Sixth went to Canadian Kim Tilden – the second of two competitors entered here who had previously won a pro Physique event this year. Unlike Jennifer Robinson, Tilden has yet to find a level of consistency having placed ninth in the Show of Champions, first at the Toronto Supershow, and sixth here. At 5-8 Tilden shows well in a Physique lineup and as the 2009 Canadian overall Figure champion, she has plenty of experience with stage presence and getting her physique shown properly. Here, her effort was good enough to finish in the middle of the field.
Notes: Outside The Top Sixth-place
Seventh-placer Melissa DiBernardo matched her placing at the huge New York Pro won by Juliana Malacarne back in May. With both figure and bodybuilding competitive backgrounds, she is easing into the Physique division very well.

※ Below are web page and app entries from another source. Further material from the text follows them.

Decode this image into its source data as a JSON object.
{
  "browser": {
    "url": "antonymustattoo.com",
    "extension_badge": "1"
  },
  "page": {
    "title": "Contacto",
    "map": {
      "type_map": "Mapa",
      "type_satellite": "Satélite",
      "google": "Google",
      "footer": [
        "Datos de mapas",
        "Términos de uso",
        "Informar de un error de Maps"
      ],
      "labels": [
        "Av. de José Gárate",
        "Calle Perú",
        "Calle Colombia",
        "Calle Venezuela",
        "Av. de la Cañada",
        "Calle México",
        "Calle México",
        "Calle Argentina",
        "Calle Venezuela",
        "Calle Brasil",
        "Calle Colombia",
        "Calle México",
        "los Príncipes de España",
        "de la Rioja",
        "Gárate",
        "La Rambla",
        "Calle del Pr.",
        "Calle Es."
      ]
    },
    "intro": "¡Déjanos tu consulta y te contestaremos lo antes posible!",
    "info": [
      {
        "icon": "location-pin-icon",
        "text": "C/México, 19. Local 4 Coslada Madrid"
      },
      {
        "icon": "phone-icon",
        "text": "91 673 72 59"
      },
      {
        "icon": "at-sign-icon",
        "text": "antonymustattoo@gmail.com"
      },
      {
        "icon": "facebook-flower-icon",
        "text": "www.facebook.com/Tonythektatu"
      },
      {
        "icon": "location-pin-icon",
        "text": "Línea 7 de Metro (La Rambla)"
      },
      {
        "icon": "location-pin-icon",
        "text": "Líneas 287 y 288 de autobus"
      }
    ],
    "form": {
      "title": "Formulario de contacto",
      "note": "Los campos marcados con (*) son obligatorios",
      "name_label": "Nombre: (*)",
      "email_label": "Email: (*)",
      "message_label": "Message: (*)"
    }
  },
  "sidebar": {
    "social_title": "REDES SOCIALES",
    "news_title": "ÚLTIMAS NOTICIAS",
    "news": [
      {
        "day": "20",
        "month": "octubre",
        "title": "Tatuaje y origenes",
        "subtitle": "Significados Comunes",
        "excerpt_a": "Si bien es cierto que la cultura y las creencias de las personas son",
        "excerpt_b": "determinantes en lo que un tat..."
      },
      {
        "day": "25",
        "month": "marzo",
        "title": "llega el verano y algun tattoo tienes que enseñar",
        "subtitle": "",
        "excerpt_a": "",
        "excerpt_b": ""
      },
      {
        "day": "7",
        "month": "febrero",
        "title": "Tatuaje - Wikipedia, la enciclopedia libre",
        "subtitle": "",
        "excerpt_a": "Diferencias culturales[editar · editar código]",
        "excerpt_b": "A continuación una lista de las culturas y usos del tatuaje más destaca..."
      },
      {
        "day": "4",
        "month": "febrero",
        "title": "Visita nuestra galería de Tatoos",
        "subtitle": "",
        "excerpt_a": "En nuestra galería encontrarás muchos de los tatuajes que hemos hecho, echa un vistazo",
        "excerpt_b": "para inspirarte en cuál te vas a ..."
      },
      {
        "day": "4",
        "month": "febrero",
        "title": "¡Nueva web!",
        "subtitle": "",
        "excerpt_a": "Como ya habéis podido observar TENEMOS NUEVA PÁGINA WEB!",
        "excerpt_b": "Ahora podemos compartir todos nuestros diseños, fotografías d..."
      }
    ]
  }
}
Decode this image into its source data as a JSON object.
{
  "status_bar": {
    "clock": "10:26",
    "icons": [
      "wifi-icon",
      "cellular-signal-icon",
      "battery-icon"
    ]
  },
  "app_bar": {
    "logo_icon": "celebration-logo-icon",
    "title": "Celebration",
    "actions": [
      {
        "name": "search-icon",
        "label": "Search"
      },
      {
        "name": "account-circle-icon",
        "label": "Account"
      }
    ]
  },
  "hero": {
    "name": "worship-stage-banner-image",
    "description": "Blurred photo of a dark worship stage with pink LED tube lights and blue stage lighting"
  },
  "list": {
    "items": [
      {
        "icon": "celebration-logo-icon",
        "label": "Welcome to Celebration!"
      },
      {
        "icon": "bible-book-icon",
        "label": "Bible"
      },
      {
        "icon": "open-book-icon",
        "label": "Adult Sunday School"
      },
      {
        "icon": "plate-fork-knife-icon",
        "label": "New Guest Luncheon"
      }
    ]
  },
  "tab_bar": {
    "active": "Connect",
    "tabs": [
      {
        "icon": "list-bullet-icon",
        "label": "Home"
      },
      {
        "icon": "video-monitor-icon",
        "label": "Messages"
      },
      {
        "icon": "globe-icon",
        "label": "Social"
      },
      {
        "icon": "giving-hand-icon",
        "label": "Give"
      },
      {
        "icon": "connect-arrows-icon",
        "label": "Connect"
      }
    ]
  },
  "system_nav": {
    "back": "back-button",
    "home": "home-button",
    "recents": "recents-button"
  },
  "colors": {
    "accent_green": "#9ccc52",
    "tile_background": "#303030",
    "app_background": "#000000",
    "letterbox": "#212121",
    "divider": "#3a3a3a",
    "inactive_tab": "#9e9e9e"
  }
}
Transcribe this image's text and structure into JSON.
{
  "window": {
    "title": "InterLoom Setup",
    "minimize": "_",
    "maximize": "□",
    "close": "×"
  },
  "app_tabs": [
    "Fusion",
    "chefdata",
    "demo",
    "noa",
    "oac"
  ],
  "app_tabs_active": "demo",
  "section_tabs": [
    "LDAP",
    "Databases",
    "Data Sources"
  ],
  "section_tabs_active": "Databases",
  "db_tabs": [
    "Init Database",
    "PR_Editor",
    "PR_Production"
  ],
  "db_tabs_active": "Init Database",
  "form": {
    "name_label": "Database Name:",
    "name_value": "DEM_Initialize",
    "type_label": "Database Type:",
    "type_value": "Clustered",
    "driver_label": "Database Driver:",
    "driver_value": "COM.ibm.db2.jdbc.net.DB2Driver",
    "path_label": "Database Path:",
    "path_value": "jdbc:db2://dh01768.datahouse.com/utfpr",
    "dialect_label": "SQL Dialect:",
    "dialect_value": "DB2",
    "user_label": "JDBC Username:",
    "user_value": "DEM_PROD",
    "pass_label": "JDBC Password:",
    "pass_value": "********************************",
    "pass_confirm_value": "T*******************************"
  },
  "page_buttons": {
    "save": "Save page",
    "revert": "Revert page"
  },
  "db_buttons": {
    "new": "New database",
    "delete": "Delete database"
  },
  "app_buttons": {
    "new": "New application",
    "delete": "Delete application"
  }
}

New Jersey's Gina Trochiano finished eighth here after a fifth-place finish at the Greater Gulf States. Earning her pro status at the 2009 NPC Team Universe where she won her Figure class, she progressed to the 2010 Figure Olympia (where she placed 14th) after a third-place finish at the Battle of Champions that year.
Paula Williams-Gulman earned her pro card at the 2011 NPC Junior USA, and made her pro debut as a Fitness competitor earlier this year at the IFBB FLEX Pro Fitness where she placed 12th. Here, her current level of development was good enough for a ninth-place finish.
10th – Trina Thompson, USA 49
11th – Monica Martin, Brazil 58
12th – La'Drissa Bonivel, USA 60
13th – Carri Baldwin, USA 64
14th – Laura Davies, Canada 67